Exploring Art Data 24

(This post uses new features from the R Cultural Analytics Library version 1.0.6 .)

We can divide an image into sections, analyse the R, G and B values of each of those sections and plot the results.

library(CulturalAnalytics)
library(jpeg)
library(vegan)
## http://blog.wolfram.com/2008/12/01/the-incredible-convenience-of-mathematica-image-processing/
## Load the image
imgdir<-paste(system.file(package = "CulturalAnalytics"), "images", sep = "/")
dirimgs<-paste(imgdir, dir(path = imgdir, pattern = ".jpg"), sep = "/")
img<-readJPEG(dirimgs[1])
## Divide it into sections and get a table of the median RGB values
sections<-divideImage(img, 8, 8)
## Get the median rgb values for each image
rgbs<-sapply(sections, function(img){ coords(medianRgb(imageToRgb(img))) },
USE.NAMES=FALSE)
## The list needs transposing so we have columns of r,g,b values
rgbs<-t(rgbs)
## Give the columns useful names
colnames(rgbs)<-c("r", "g", "b")
## Bubble Chart
plot(rgbs[,"r"], rgbs[,"g"], type="n", xlim=c(0,1), ylim=c(0,1),
main="Section Bubble Chart of \"Bonjour, Monsieur Corbet\"",
sub="(size is blue)", xlab="Red", ylab="Green")
images(rgbs[,"r"], rgbs[,"g"], sections, cex=rgbs[,"b"])


courbet bubble graph

This shows no areas of pure, saturated colour.

Next we can cluster the sections of the image and show the resulting clusters.


## Cluster the tiles by colour
## http://stackoverflow.com/questions/9019632/how-to-create-a-cluster-plot-in-r
## 5 is arbitrary
clusters<-kmeans(rgbs, 5)
## distance matrix
rgbs.dists<-dist(rgbs)
## Multidimensional scaling
cms<-cmdscale(rgbs.dists)
## Plot the clusters
plot(cms, type="n", xlim=range(cms[,1]), ylim=range(cms[,2]),
main="Section Clustering of \"Bonjour, Monsieur Corbet\"")
groups<-levels(factor(clusters$cluster))
images(cms[,1], cms[,2], sections, thumbnailWidth=20)
ordispider(cms, factor(clusters$cluster), label=TRUE)
ordihull(cms, factor(clusters$cluster), lty="dotted")
 
courbet section clustering
If the plots didn’t have helpful titles, would you be able to recognize the image?

Despite the arbitrary number of clusters chosen the groupings make some visual sense.
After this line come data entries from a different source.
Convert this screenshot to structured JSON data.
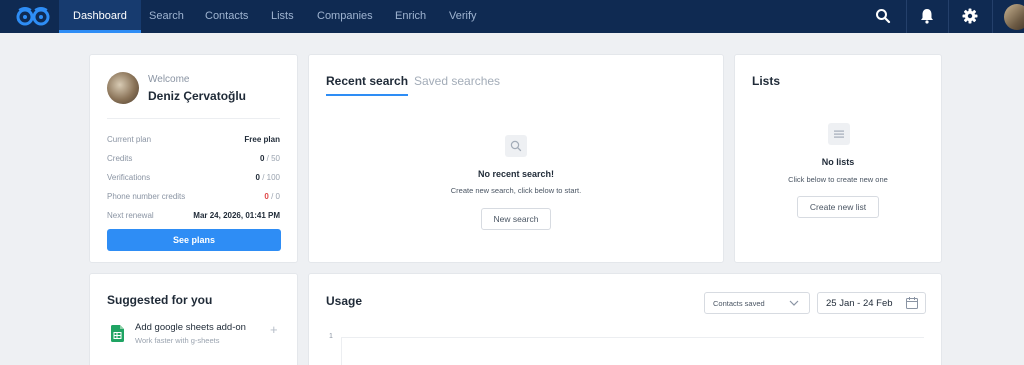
{
  "nav": {
    "items": [
      "Dashboard",
      "Search",
      "Contacts",
      "Lists",
      "Companies",
      "Enrich",
      "Verify"
    ],
    "active": "Dashboard",
    "icons": [
      "logo-icon",
      "search-icon",
      "bell-icon",
      "gear-icon",
      "avatar"
    ]
  },
  "profile": {
    "welcome": "Welcome",
    "name": "Deniz Çervatoğlu",
    "stats": [
      {
        "label": "Current plan",
        "value": "Free plan"
      },
      {
        "label": "Credits",
        "used": "0",
        "total": "/ 50"
      },
      {
        "label": "Verifications",
        "used": "0",
        "total": "/ 100"
      },
      {
        "label": "Phone number credits",
        "used": "0",
        "total": "/ 0"
      },
      {
        "label": "Next renewal",
        "value": "Mar 24, 2026, 01:41 PM"
      }
    ],
    "button": "See plans"
  },
  "recent": {
    "tabs": [
      "Recent search",
      "Saved searches"
    ],
    "empty_title": "No recent search!",
    "empty_sub": "Create new search, click below to start.",
    "button": "New search"
  },
  "lists": {
    "title": "Lists",
    "empty_title": "No lists",
    "empty_sub": "Click below to create new one",
    "button": "Create new list"
  },
  "suggested": {
    "title": "Suggested for you",
    "item_title": "Add google sheets add-on",
    "item_sub": "Work faster with g-sheets"
  },
  "usage": {
    "title": "Usage",
    "metric": "Contacts saved",
    "date_range": "25 Jan - 24 Feb",
    "y_tick": "1"
  },
  "colors": {
    "nav_bg": "#0f2a52",
    "accent": "#2e8df5",
    "error": "#e04848",
    "sheets_green": "#1fa463"
  }
}
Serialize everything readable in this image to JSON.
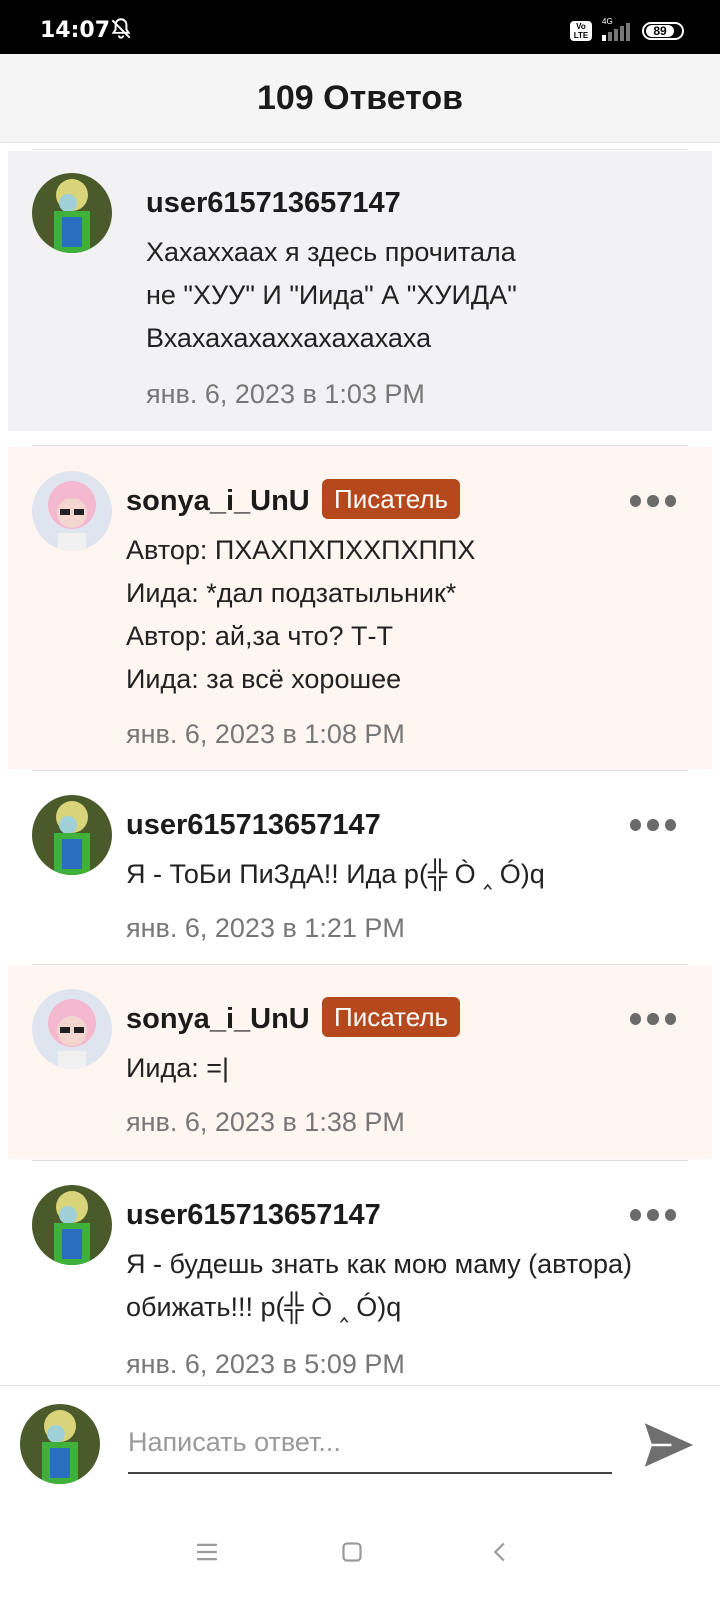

Improving on the number of clusters is left as an exercise for the reader.

Posted in Art Computing, Art History, Art Open Data, Projects